Award-winning Pulitzer Center-supported Seattle Times reporting stretched from Pacific Northwest to the South Pacific.
In Malaysia British filmmaker Callum Macrae's four-year fight for accountability on alleged Sri Lanka war crimes raises a new issue: the public's right to see a controversial film.
Senior Editor Tom Hundley shares this week's reporting—from Britain's budget blues to rape as a weapon of war in the DRC.
Long a staple in the developing world, palm oil’s versatility and long shelf-life are fueling a surging demand that has turned it into a lucrative cash crop--with devastating consequences.
This Week in Review: The New Big Oil
Pulitzer Center Senior Editor Tom Hundley highlights this week's reporting from Malaysia, China and Russia.
Indigenous rights and visual literacy take center stage in these activity ideas and classroom resources, using reporting from six countries by Magnum photographers.
This is a painting lesson that combines Pablo Picasso's famous 1937 Guernica with current day issues presented from The Pulitzer Center.

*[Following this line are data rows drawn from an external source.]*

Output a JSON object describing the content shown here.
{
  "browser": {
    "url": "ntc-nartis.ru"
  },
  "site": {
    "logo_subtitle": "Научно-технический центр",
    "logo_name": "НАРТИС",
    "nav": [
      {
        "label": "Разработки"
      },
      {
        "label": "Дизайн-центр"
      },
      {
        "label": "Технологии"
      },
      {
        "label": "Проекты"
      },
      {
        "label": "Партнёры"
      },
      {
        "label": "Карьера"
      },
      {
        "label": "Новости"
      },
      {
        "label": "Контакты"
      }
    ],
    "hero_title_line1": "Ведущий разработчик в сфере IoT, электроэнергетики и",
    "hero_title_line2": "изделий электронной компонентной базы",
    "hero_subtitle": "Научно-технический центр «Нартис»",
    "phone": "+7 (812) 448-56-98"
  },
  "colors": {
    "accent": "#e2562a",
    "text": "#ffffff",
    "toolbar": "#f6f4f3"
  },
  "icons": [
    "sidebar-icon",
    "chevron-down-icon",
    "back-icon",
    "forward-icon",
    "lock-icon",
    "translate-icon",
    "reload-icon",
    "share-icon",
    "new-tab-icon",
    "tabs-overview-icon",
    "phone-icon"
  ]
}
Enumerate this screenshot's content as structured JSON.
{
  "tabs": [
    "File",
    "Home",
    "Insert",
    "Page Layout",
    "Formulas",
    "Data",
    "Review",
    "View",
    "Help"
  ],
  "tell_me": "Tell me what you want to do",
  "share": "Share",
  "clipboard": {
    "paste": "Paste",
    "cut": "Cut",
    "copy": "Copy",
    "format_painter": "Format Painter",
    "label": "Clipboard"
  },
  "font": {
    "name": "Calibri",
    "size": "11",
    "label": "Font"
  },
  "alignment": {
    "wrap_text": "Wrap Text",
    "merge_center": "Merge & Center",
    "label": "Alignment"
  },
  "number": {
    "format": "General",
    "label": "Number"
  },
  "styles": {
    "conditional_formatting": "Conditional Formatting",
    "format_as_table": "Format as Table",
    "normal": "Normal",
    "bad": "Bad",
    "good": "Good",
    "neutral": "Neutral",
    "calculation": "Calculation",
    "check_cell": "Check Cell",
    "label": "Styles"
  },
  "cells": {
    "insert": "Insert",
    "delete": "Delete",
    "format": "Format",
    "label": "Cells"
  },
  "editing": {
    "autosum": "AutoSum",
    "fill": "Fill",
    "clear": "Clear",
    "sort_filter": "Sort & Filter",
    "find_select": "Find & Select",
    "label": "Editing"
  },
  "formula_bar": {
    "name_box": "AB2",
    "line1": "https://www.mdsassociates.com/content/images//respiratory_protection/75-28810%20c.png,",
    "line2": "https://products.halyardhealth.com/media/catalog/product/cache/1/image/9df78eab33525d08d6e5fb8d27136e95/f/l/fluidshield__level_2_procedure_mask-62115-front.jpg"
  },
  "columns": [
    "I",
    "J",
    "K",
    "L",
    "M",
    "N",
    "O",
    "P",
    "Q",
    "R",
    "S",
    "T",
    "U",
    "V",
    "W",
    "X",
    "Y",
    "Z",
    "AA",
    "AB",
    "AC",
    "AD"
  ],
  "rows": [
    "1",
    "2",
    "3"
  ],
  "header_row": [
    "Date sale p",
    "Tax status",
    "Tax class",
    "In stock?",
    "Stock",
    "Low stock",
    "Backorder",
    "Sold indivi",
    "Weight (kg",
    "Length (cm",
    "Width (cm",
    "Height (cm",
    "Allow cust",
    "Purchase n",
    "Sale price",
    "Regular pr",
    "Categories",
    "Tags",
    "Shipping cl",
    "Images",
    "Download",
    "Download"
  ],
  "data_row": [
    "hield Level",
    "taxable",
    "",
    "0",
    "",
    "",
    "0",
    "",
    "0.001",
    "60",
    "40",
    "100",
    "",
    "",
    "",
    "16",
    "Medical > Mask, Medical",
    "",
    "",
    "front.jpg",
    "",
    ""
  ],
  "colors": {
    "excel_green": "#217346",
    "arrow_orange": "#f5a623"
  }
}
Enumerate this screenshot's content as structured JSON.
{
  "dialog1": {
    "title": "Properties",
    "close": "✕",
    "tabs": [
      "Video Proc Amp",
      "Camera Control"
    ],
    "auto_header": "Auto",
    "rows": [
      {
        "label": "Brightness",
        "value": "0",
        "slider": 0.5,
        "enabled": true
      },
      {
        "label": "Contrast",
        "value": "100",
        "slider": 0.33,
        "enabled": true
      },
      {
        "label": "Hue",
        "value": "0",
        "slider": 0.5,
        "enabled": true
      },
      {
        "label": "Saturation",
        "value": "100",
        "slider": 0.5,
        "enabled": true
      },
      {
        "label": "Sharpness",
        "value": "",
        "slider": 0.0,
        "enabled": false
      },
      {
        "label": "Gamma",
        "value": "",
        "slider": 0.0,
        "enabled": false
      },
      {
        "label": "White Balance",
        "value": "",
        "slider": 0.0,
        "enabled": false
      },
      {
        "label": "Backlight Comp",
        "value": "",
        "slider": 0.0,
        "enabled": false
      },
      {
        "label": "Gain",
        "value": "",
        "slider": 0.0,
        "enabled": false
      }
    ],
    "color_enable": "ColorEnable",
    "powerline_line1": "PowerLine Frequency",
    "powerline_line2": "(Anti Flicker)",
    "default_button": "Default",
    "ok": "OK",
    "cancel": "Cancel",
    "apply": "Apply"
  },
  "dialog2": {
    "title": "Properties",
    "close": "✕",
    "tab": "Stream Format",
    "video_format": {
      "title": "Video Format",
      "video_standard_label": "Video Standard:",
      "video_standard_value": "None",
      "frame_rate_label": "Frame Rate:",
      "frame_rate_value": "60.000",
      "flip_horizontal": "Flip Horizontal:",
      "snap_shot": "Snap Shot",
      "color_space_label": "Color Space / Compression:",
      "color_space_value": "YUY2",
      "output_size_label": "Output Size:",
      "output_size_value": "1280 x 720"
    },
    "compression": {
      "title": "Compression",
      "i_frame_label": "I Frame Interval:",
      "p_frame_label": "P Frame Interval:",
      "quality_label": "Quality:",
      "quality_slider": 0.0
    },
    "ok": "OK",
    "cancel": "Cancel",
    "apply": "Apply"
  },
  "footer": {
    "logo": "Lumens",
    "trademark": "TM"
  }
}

Explore reporting projects related to child labor.
This is a painting lesson that combines Pablo Picasso's famous 1937 "Guernica" with current day issues presented by the Pulitzer Center.
This is a painting lesson that combines Pablo Picasso's famous 1937 Guernica with current day issues presented by the Pulitzer Center.
This lesson plan outlines a project that allows students the opportunity to connect with a contemporary crisis somewhere in the world.
This lesson draws from a range of projects on food waste, ocean health, global goods and extractives, food insecurity, water and sanitation and more to support student understanding around...